We can’t help but agree that the negatively surrounding these types of devices is founded. For example, a particular fuel magnet hit the headlines in 2005, claiming to improve mileage by 27 percent when added to the fuel line. This multimillion-dollar affair was investigated and discovered to be bogus. Later, the Federal Trade Commission (FTC) sued the company, which then agreed to pull its ads.
The Environmental Protection Agency (EPA) evaluated these products and rubbished their claims. Vested interests aside, if it had been possible to lower fuel consumption by placing a magnet in the fuel line, then everybody in this cunningly competitive world would have done so, whether subjected to vested interests or not.
Other explanations of how magnets work in fuel lines are many. The “alignment” theory does have merit, but, executing the process to “refine” the fuel is easier said than done.
The Problem of False Claims
Companies making claims about their fuel-saving pills and magnets is a global phenomenon.
An Australian company marketed a pill that promised to slash fuel costs by up to 42 percent. The company was successfully prosecuted by the Consumer Protection Department for false advertising.
For their part, the FTC endorses neither fuel pills nor fuel magnets. The blatant dismissal of all these fuel-efficiency claims is simply due to one fact – none of the claims are verified by unbiased research and/or controlled testing! All are based on individual testimonials, many being nothing more than words written by the suppliers.
But what about the many legitimate testimonials from customers? I have what we believe to be a reasonable explanation of this and one I have experienced firsthand. The most common explanation and one that is completely valid is that driving style, climate conditions, fuel quality variations, and other factors contribute to inconsistent MPG and fuel emissions.
Although these are vital factors, we believe there is a more significant underlying reason. Let us explain. One of the first tests I did many years ago with a fuel magnet netted an increase in fuel efficiency of nine percent on a weekly, 600-mile round trip commute for the first tank. The second tank earned approximately five percent, and the third about two percent. Why?
After racking my brains, I finally figured out what had occurred, and it was a vital lesson. When you spend your hard-earned money on a product of this nature, you REALLY want it to work. This is a standard and perfectly normal psychological phenomenon. Furthermore, it is human nature that people do not want to be wrong or proven wrong. Again, this is a psychological defense mechanism.
What had occurred is that for the first tank, I was unwittingly trying to obtain the best MPG improvement possible and, as a result, ended up driving much smoother than I would normally. I would seldom reach excessive speed and would brake much smoother. The MPG obviously improved as a result. I know this appears obvious, if not simple, but you would be surprised how many people do this without fully realizing it.
As I gradually returned to regular driving routines, the MPG gain deteriorated. I guess this does, after all, support a need for lab-based testing. But since that original test we carefully ensured that we maintained our regular driving style during any future testing. Blind tests are golden!
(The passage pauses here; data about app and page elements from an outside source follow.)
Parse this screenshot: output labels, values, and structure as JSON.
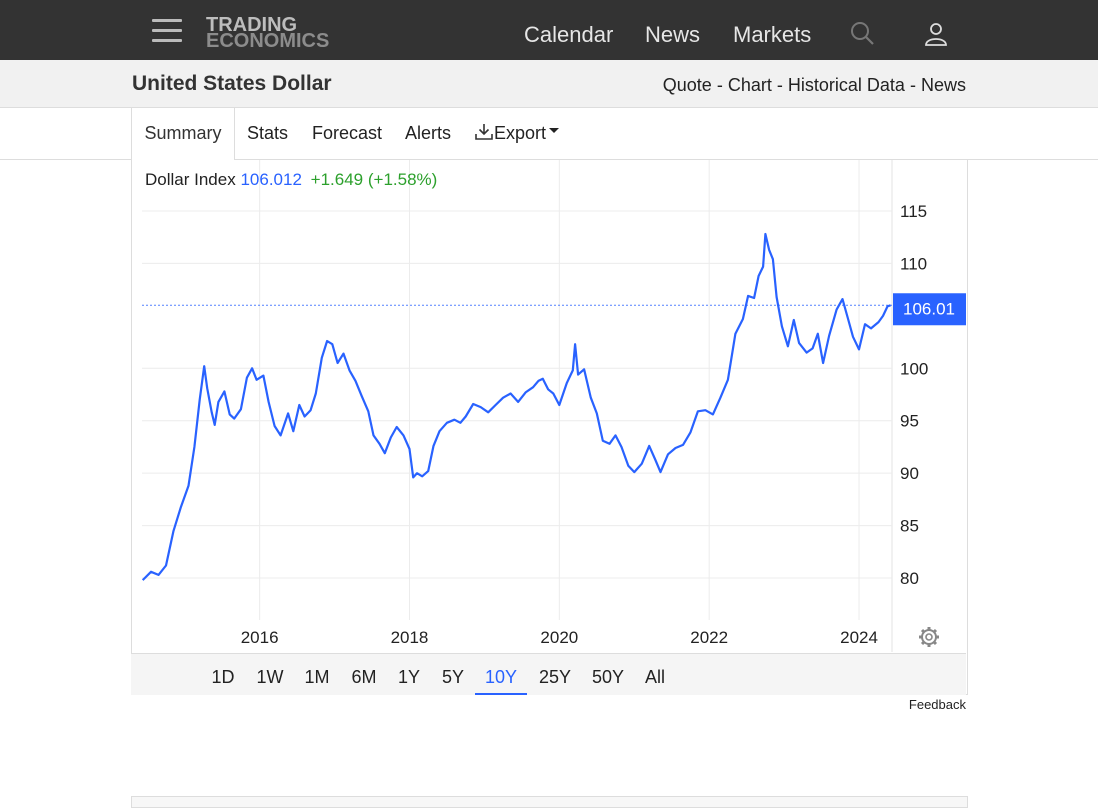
{
  "header": {
    "logo_line1": "TRADING",
    "logo_line2": "ECONOMICS",
    "nav": [
      "Calendar",
      "News",
      "Markets"
    ],
    "icons": [
      "hamburger-icon",
      "search-icon",
      "user-icon"
    ]
  },
  "subheader": {
    "title": "United States Dollar",
    "links": [
      "Quote",
      "Chart",
      "Historical Data",
      "News"
    ],
    "separator": "-"
  },
  "tabs": {
    "summary": "Summary",
    "stats": "Stats",
    "forecast": "Forecast",
    "alerts": "Alerts",
    "export": "Export"
  },
  "quote": {
    "name": "Dollar Index",
    "price": "106.012",
    "change": "+1.649",
    "change_pct": "(+1.58%)",
    "price_tag": "106.01"
  },
  "ranges": [
    "1D",
    "1W",
    "1M",
    "6M",
    "1Y",
    "5Y",
    "10Y",
    "25Y",
    "50Y",
    "All"
  ],
  "active_range": "10Y",
  "feedback": "Feedback",
  "colors": {
    "line": "#2962ff",
    "positive": "#2ca02c",
    "topbar": "#333333"
  },
  "chart_data": {
    "type": "line",
    "title": "",
    "xlabel": "",
    "ylabel": "",
    "x_ticks": [
      "2016",
      "2018",
      "2020",
      "2022",
      "2024"
    ],
    "y_ticks": [
      "80",
      "85",
      "90",
      "95",
      "100",
      "110",
      "115"
    ],
    "ylim": [
      76,
      117
    ],
    "xlim": [
      2014.43,
      2024.44
    ],
    "grid": true,
    "current_value": 106.01,
    "series": [
      {
        "values": [
          [
            2014.44,
            79.8
          ],
          [
            2014.55,
            80.6
          ],
          [
            2014.65,
            80.3
          ],
          [
            2014.75,
            81.2
          ],
          [
            2014.85,
            84.5
          ],
          [
            2014.95,
            86.8
          ],
          [
            2015.05,
            88.8
          ],
          [
            2015.13,
            92.5
          ],
          [
            2015.2,
            97.0
          ],
          [
            2015.26,
            100.2
          ],
          [
            2015.3,
            98.1
          ],
          [
            2015.36,
            95.8
          ],
          [
            2015.4,
            94.6
          ],
          [
            2015.45,
            96.8
          ],
          [
            2015.53,
            97.8
          ],
          [
            2015.6,
            95.6
          ],
          [
            2015.66,
            95.2
          ],
          [
            2015.75,
            96.1
          ],
          [
            2015.83,
            99.1
          ],
          [
            2015.9,
            100.0
          ],
          [
            2015.96,
            98.9
          ],
          [
            2016.05,
            99.3
          ],
          [
            2016.12,
            96.8
          ],
          [
            2016.2,
            94.5
          ],
          [
            2016.28,
            93.6
          ],
          [
            2016.38,
            95.7
          ],
          [
            2016.45,
            94.0
          ],
          [
            2016.53,
            96.5
          ],
          [
            2016.6,
            95.4
          ],
          [
            2016.68,
            96.0
          ],
          [
            2016.75,
            97.6
          ],
          [
            2016.83,
            101.0
          ],
          [
            2016.9,
            102.6
          ],
          [
            2016.97,
            102.3
          ],
          [
            2017.04,
            100.5
          ],
          [
            2017.12,
            101.4
          ],
          [
            2017.2,
            99.8
          ],
          [
            2017.28,
            98.8
          ],
          [
            2017.36,
            97.4
          ],
          [
            2017.45,
            95.9
          ],
          [
            2017.52,
            93.6
          ],
          [
            2017.6,
            92.8
          ],
          [
            2017.67,
            91.9
          ],
          [
            2017.75,
            93.4
          ],
          [
            2017.83,
            94.4
          ],
          [
            2017.92,
            93.6
          ],
          [
            2018.0,
            92.3
          ],
          [
            2018.05,
            89.6
          ],
          [
            2018.1,
            90.0
          ],
          [
            2018.17,
            89.7
          ],
          [
            2018.25,
            90.2
          ],
          [
            2018.32,
            92.6
          ],
          [
            2018.4,
            94.0
          ],
          [
            2018.5,
            94.8
          ],
          [
            2018.6,
            95.1
          ],
          [
            2018.68,
            94.8
          ],
          [
            2018.75,
            95.4
          ],
          [
            2018.85,
            96.6
          ],
          [
            2018.95,
            96.3
          ],
          [
            2019.05,
            95.8
          ],
          [
            2019.15,
            96.5
          ],
          [
            2019.25,
            97.2
          ],
          [
            2019.35,
            97.6
          ],
          [
            2019.45,
            96.8
          ],
          [
            2019.55,
            97.7
          ],
          [
            2019.65,
            98.2
          ],
          [
            2019.72,
            98.8
          ],
          [
            2019.78,
            99.0
          ],
          [
            2019.85,
            98.0
          ],
          [
            2019.92,
            97.6
          ],
          [
            2020.0,
            96.5
          ],
          [
            2020.1,
            98.6
          ],
          [
            2020.18,
            99.8
          ],
          [
            2020.21,
            102.3
          ],
          [
            2020.25,
            99.4
          ],
          [
            2020.33,
            99.9
          ],
          [
            2020.42,
            97.2
          ],
          [
            2020.5,
            95.7
          ],
          [
            2020.58,
            93.1
          ],
          [
            2020.67,
            92.8
          ],
          [
            2020.75,
            93.6
          ],
          [
            2020.83,
            92.5
          ],
          [
            2020.92,
            90.7
          ],
          [
            2021.0,
            90.1
          ],
          [
            2021.1,
            90.9
          ],
          [
            2021.2,
            92.6
          ],
          [
            2021.28,
            91.3
          ],
          [
            2021.35,
            90.1
          ],
          [
            2021.45,
            91.8
          ],
          [
            2021.55,
            92.4
          ],
          [
            2021.65,
            92.7
          ],
          [
            2021.75,
            93.9
          ],
          [
            2021.85,
            95.9
          ],
          [
            2021.95,
            96.0
          ],
          [
            2022.05,
            95.6
          ],
          [
            2022.15,
            97.2
          ],
          [
            2022.25,
            98.9
          ],
          [
            2022.35,
            103.3
          ],
          [
            2022.45,
            104.7
          ],
          [
            2022.52,
            106.9
          ],
          [
            2022.6,
            106.7
          ],
          [
            2022.66,
            108.8
          ],
          [
            2022.72,
            109.7
          ],
          [
            2022.75,
            112.8
          ],
          [
            2022.8,
            111.3
          ],
          [
            2022.85,
            110.4
          ],
          [
            2022.9,
            106.8
          ],
          [
            2022.97,
            104.0
          ],
          [
            2023.05,
            102.1
          ],
          [
            2023.13,
            104.6
          ],
          [
            2023.2,
            102.4
          ],
          [
            2023.3,
            101.5
          ],
          [
            2023.38,
            101.9
          ],
          [
            2023.45,
            103.3
          ],
          [
            2023.52,
            100.5
          ],
          [
            2023.6,
            103.1
          ],
          [
            2023.7,
            105.6
          ],
          [
            2023.78,
            106.6
          ],
          [
            2023.85,
            104.8
          ],
          [
            2023.92,
            103.0
          ],
          [
            2024.0,
            101.8
          ],
          [
            2024.08,
            104.2
          ],
          [
            2024.16,
            103.8
          ],
          [
            2024.26,
            104.4
          ],
          [
            2024.32,
            105.0
          ],
          [
            2024.38,
            105.9
          ],
          [
            2024.42,
            106.01
          ]
        ]
      }
    ]
  }
}
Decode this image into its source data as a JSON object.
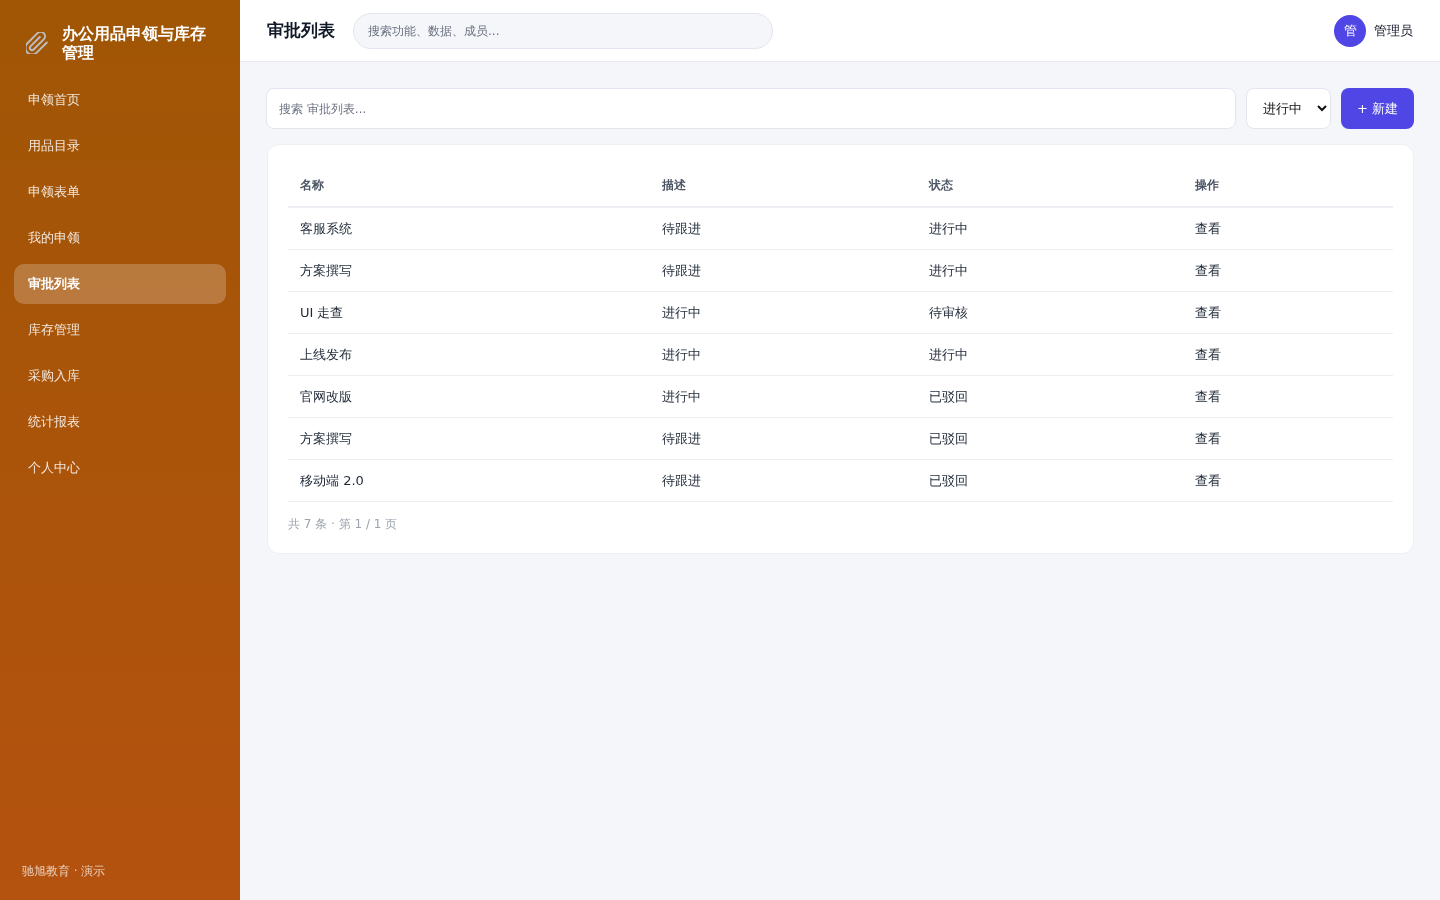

It is unfortunate, but it is the way of the world that “miracle” fuel savers are out to lure you with unbelievable claims. We strongly advise that you be realistic. We certainly are not so naive to think there isn’t a great deal of vested interest in this market because there is. However, we are similarly not gullible enough to believe that fuel magnets, fuel pills, copper tubing devices, air intake enturbulation gadgets, and other wacky gimmicks deliver as promised. If they did, our test vehicles would be giant magnets on wheels.
So with all this negativity, what, if anything, does improve MPG?
Click HERE to read “Fuel Economy Part 2 – What Does Work, Our View,” to find out.